Since all these brands are creating different personality characteristics and emanate different cues, some of these signals may be complimentary and some may be conflicting. I wonder, what will be the aggregated image this load of logos or the user of multiple brands will project to the ordinary person of an ordinary intelligence or the ordinary social status.
What is the net-to-net image the poor common bloke, who is the target of all these brand signals, will receive? I am confused.
For a branding expert it would probably take an algorithm based App to decipher, what is the combined or the net take-away image for the people- on- the street or the people in a party, with whom the brand user is trying to get him or herself differentiated with.
For me it takes time to absorb these brand signals or the cues and reach to a logical conclusion to understand as to what this multiple brand user is trying to communicate. The only clear signal that I receive is that he or she is showing off that he or she has excess money.
And my mind, which is of course aging, gets too many such signals; it stops working and simply switches off.
Brand a shield?
Another challenge I face, while meeting these highly branded people relates to the intrinsic nature of human beings. My understanding or the belief is that no matter how many layers of ‘brands’, we wrap around us, to a mature eye, the basic human nature or the characteristics do sneak through these porous layers of brands and reveal themselves. All these external layering around us do not create an impregnable wall, which cannot be breached by a discerning eye and a mature mind.
To my mind, these branded items are like the layers or guards with whom we try to shield our true self or the real nature from the eyes of the people around us. But any experienced or mature human being will tell you that as we grow up and deal with more and more human beings, we acquire the ability, which is loosely referred to as the ability to see-through a person or size up a person.

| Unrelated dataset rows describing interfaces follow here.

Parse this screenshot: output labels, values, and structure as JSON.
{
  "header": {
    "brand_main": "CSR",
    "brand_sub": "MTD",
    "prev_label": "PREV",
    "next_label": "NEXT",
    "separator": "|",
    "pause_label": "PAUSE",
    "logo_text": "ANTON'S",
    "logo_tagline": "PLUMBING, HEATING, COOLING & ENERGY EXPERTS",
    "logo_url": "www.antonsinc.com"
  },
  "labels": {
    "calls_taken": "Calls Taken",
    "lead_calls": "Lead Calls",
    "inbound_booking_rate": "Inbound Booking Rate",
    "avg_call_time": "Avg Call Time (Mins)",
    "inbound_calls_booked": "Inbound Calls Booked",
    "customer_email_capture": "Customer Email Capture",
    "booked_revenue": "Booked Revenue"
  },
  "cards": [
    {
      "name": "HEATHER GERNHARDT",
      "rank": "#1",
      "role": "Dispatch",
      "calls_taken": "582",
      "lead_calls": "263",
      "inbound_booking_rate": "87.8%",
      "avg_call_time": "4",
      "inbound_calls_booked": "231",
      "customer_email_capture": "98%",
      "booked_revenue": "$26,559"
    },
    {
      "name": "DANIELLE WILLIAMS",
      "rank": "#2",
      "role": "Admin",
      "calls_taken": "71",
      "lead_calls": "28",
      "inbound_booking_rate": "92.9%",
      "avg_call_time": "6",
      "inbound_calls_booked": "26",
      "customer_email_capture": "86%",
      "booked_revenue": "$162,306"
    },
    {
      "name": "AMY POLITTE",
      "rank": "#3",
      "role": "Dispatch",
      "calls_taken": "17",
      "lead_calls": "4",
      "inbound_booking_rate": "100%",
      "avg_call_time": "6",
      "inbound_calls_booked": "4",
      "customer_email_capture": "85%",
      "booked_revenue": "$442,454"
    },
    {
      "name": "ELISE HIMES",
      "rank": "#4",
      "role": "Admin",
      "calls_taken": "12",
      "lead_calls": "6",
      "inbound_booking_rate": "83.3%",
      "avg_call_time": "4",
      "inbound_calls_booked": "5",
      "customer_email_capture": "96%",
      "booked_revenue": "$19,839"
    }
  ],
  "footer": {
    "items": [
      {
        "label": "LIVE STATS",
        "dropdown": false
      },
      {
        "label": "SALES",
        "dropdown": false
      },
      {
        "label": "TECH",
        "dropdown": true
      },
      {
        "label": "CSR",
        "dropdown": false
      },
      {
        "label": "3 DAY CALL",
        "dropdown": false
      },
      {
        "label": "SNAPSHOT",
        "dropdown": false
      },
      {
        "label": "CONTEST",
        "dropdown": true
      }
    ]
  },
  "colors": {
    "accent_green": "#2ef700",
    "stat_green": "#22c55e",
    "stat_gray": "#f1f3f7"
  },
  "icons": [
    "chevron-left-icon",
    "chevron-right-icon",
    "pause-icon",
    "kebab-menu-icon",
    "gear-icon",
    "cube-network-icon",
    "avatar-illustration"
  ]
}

This is an ability that all normal human being possess, albeit in varying quantity and quality. That is to say, that an old office boy may be able to size up the true personality of the Boss, in spite of the Boss wearing all the branded stuff. Besides, there are always going to be moments in our life, when we consciously or unconsciously lower our guards or the brand shields and let our true self be visible to the outside world.
Future of brands
Keeping in view the way the surplus income in our society is increasing and the growing love of the new generations for the brands, the future of the brands looks to be rosy. Besides, the number of aging cynics like me will slowly dwindle and the world will move away from using native intelligence to Artificial Intelligence. The invasion of Artificial intelligence will also reduce the need to use our natural intelligence, thereby making our native intelligence gradually redundant. Technology will provide us Apps, which will process our user ID and guide the future generation, which brand to use when.
Technology using predictive analytics tools will also provide the brand engineers with an algorithm that will give answers to these multiple probabilities of consumer likes and dislikes and will help them create customized branded items for each user depending upon the specific emotional and functional needs of the consumer. Looking forward to the customized branded knots in a fabric called society.
(OP Srivastava is a banker-turned-filmmaker. His first feature documentary ‘Life in Metaphors: A Portrait of Girish Kasaravalli’ received the National Award 2015 for the Best Biopic.)